james-careyJames Carey, a Fenian and informer most notable for his involvement in the Phoenix Park Murders, is shot and killed by Patrick O’Donnell aboard the Melrose on July 29, 1883.

Carey is born in James Street, Dublin, in 1845. He becomes a bricklayer and builder as well as the leading spokesman of his trade and obtains several large building contracts. During this period Carey is engaged in an Irish nationalist conspiracy, but to outward appearance he is one of the rising men of Dublin. He is involved in religious and other societies, and at one time is spoken of as a possible lord mayor. In 1882 he is elected a town councillor.

About 1861 Carey joins the Irish Republican Brotherhood, soon becoming treasurer. In 1881 he breaks with the IRB and forms a new group which assumes the title of the Irish National Invincibles and establishes their headquarters in Dublin. Carey takes an oath as one of the leaders.
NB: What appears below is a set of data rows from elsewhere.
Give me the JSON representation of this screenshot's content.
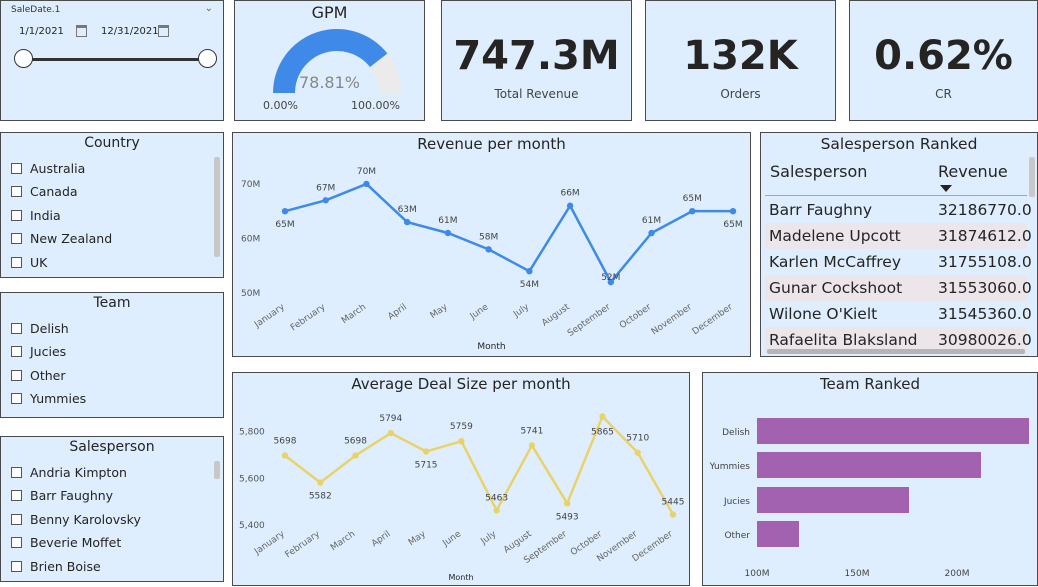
{
  "date_slicer": {
    "title": "SaleDate.1",
    "start": "1/1/2021",
    "end": "12/31/2021"
  },
  "gpm": {
    "title": "GPM",
    "value": "78.81%",
    "min": "0.00%",
    "max": "100.00%",
    "fraction": 0.7881
  },
  "kpis": [
    {
      "value": "747.3M",
      "label": "Total Revenue"
    },
    {
      "value": "132K",
      "label": "Orders"
    },
    {
      "value": "0.62%",
      "label": "CR"
    }
  ],
  "country_slicer": {
    "title": "Country",
    "items": [
      "Australia",
      "Canada",
      "India",
      "New Zealand",
      "UK"
    ]
  },
  "team_slicer": {
    "title": "Team",
    "items": [
      "Delish",
      "Jucies",
      "Other",
      "Yummies"
    ]
  },
  "salesperson_slicer": {
    "title": "Salesperson",
    "items": [
      "Andria Kimpton",
      "Barr Faughny",
      "Benny Karolovsky",
      "Beverie Moffet",
      "Brien Boise"
    ]
  },
  "salesperson_ranked": {
    "title": "Salesperson Ranked",
    "headers": [
      "Salesperson",
      "Revenue"
    ],
    "rows": [
      [
        "Barr Faughny",
        "32186770.0"
      ],
      [
        "Madelene Upcott",
        "31874612.0"
      ],
      [
        "Karlen McCaffrey",
        "31755108.0"
      ],
      [
        "Gunar Cockshoot",
        "31553060.0"
      ],
      [
        "Wilone O'Kielt",
        "31545360.0"
      ],
      [
        "Rafaelita Blaksland",
        "30980026.0"
      ]
    ]
  },
  "chart_data": [
    {
      "type": "line",
      "title": "Revenue per month",
      "xlabel": "Month",
      "ylabel": "",
      "categories": [
        "January",
        "February",
        "March",
        "April",
        "May",
        "June",
        "July",
        "August",
        "September",
        "October",
        "November",
        "December"
      ],
      "values": [
        65,
        67,
        70,
        63,
        61,
        58,
        54,
        66,
        52,
        61,
        65,
        65
      ],
      "data_labels": [
        "65M",
        "67M",
        "70M",
        "63M",
        "61M",
        "58M",
        "54M",
        "66M",
        "52M",
        "61M",
        "65M",
        "65M"
      ],
      "yticks": [
        "50M",
        "60M",
        "70M"
      ],
      "ylim": [
        50,
        72
      ],
      "color": "#3f8ae8"
    },
    {
      "type": "line",
      "title": "Average Deal Size per month",
      "xlabel": "Month",
      "ylabel": "",
      "categories": [
        "January",
        "February",
        "March",
        "April",
        "May",
        "June",
        "July",
        "August",
        "September",
        "October",
        "November",
        "December"
      ],
      "values": [
        5698,
        5582,
        5698,
        5794,
        5715,
        5759,
        5463,
        5741,
        5493,
        5865,
        5710,
        5445
      ],
      "data_labels": [
        "5698",
        "5582",
        "5698",
        "5794",
        "5715",
        "5759",
        "5463",
        "5741",
        "5493",
        "5865",
        "5710",
        "5445"
      ],
      "yticks": [
        "5,400",
        "5,600",
        "5,800"
      ],
      "ylim": [
        5400,
        5880
      ],
      "color": "#e8d36a"
    },
    {
      "type": "bar",
      "title": "Team Ranked",
      "categories": [
        "Delish",
        "Yummies",
        "Jucies",
        "Other"
      ],
      "values": [
        236,
        212,
        176,
        121
      ],
      "xticks": [
        "100M",
        "150M",
        "200M"
      ],
      "xlim": [
        100,
        240
      ],
      "color": "#a362b0"
    }
  ]
}
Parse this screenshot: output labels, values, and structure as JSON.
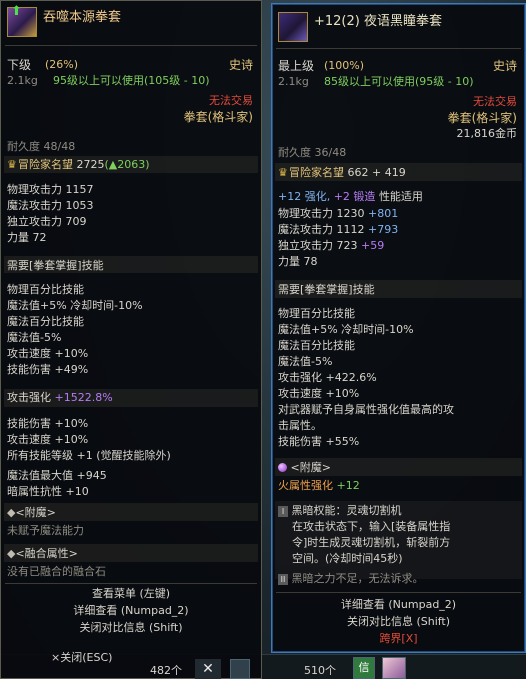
{
  "left": {
    "title": "吞噬本源拳套",
    "grade": "下级",
    "grade_pct": "(26%)",
    "rarity": "史诗",
    "weight": "2.1kg",
    "level_req": "95级以上可以使用(105级 - 10)",
    "trade": "无法交易",
    "type": "拳套(格斗家)",
    "durability": "耐久度 48/48",
    "fame_label": "冒险家名望",
    "fame_value": "2725",
    "fame_delta": "(▲2063)",
    "stats": [
      {
        "label": "物理攻击力",
        "value": "1157"
      },
      {
        "label": "魔法攻击力",
        "value": "1053"
      },
      {
        "label": "独立攻击力",
        "value": "709"
      },
      {
        "label": "力量",
        "value": "72"
      }
    ],
    "skill_req": "需要[拳套掌握]技能",
    "options": [
      "物理百分比技能",
      " 魔法值+5% 冷却时间-10%",
      "魔法百分比技能",
      " 魔法值-5%",
      "攻击速度 +10%",
      "技能伤害 +49%"
    ],
    "enhance_label": "攻击强化",
    "enhance_value": "+1522.8%",
    "extra": [
      "技能伤害 +10%",
      "攻击速度 +10%",
      "所有技能等级 +1 (觉醒技能除外)"
    ],
    "extra2": [
      "魔法值最大值 +945",
      "暗属性抗性 +10"
    ],
    "enchant_title": "<附魔>",
    "enchant_text": "未赋予魔法能力",
    "fusion_title": "<融合属性>",
    "fusion_text": "没有已融合的融合石",
    "menu1": "查看菜单 (左键)",
    "menu2": "详细查看 (Numpad_2)",
    "menu3": "关闭对比信息 (Shift)",
    "close": "×关闭(ESC)",
    "count": "482个"
  },
  "right": {
    "title": "+12(2) 夜语黑瞳拳套",
    "grade": "最上级",
    "grade_pct": "(100%)",
    "rarity": "史诗",
    "weight": "2.1kg",
    "level_req": "85级以上可以使用(95级 - 10)",
    "trade": "无法交易",
    "type": "拳套(格斗家)",
    "price": "21,816金币",
    "durability": "耐久度 36/48",
    "fame_label": "冒险家名望",
    "fame_value": "662 + 419",
    "enhance_line_a": "+12 强化,",
    "enhance_line_b": "+2 锻造",
    "enhance_line_c": "性能适用",
    "stats": [
      {
        "label": "物理攻击力",
        "value": "1230",
        "bonus": "+801"
      },
      {
        "label": "魔法攻击力",
        "value": "1112",
        "bonus": "+793"
      },
      {
        "label": "独立攻击力",
        "value": "723",
        "bonus": "+59"
      },
      {
        "label": "力量",
        "value": "78",
        "bonus": ""
      }
    ],
    "skill_req": "需要[拳套掌握]技能",
    "options": [
      "物理百分比技能",
      " 魔法值+5% 冷却时间-10%",
      "魔法百分比技能",
      " 魔法值-5%",
      "攻击强化 +422.6%",
      "攻击速度 +10%",
      "对武器赋予自身属性强化值最高的攻",
      "击属性。",
      "技能伤害 +55%"
    ],
    "enchant_title": "<附魔>",
    "enchant_stat": "火属性强化",
    "enchant_value": "+12",
    "awaken_title": "黑暗权能：灵魂切割机",
    "awaken_lines": [
      "在攻击状态下，输入[装备属性指",
      "令]时生成灵魂切割机，斩裂前方",
      "空间。(冷却时间45秒)"
    ],
    "awaken2": "黑暗之力不足，无法诉求。",
    "menu2": "详细查看 (Numpad_2)",
    "menu3": "关闭对比信息 (Shift)",
    "cross": "跨界[X]",
    "count": "510个"
  }
}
The object of the Invincibles is to remove all “tyrants” from the country.

The secret head of the Invincibles, known as No. 1, gives orders to kill Thomas Henry Burke, the under-secretary to the lord-lieutenant. On May 6, 1882, nine of the conspirators proceed to the Phoenix Park where Carey, while sitting on a jaunting-car, points out Burke to the others. At once they attack and kill him with knives and, at the same time, also kill Lord Frederick Cavendish, the newly appointed chief secretary, who happens to be walking with Burke.

For a long time no clue can be found to identify the perpetrators of the act. However, on January 13, 1883, Carey is arrested and, along with sixteen other people, charged with a conspiracy to murder public officials. On February 13, Carey turns queen’s evidence, betraying the complete details of the Invincibles and of the murders in the Phoenix Park. His evidence, along with that of getaway driver Michael Kavanagh, results in the execution of five of his associates by hanging.

His life being in great danger, he is secretly put onboard the Kinfauns Castle with his wife and family, which sails for the Cape on July 6. Carey travels under the name of Power. Aboard the same ship is Patrick O’Donnell, a bricklayer. Not knowing his true identity, O’Donnell becomes friendly with Carey. After stopping off in Cape Town, he is informed by chance of Carey’s real identity. He continues with Carey on board the Melrose for the voyage from Cape Town to Natal. On July 29, 1883, when the vessel is twelve miles off Cape Vaccas, O’Donnell uses a pistol he has in his luggage to shoot Carey dead.

O’Donnell is brought to England and is tried for murder. After being found guilty, he is executed on December 17 at Newgate.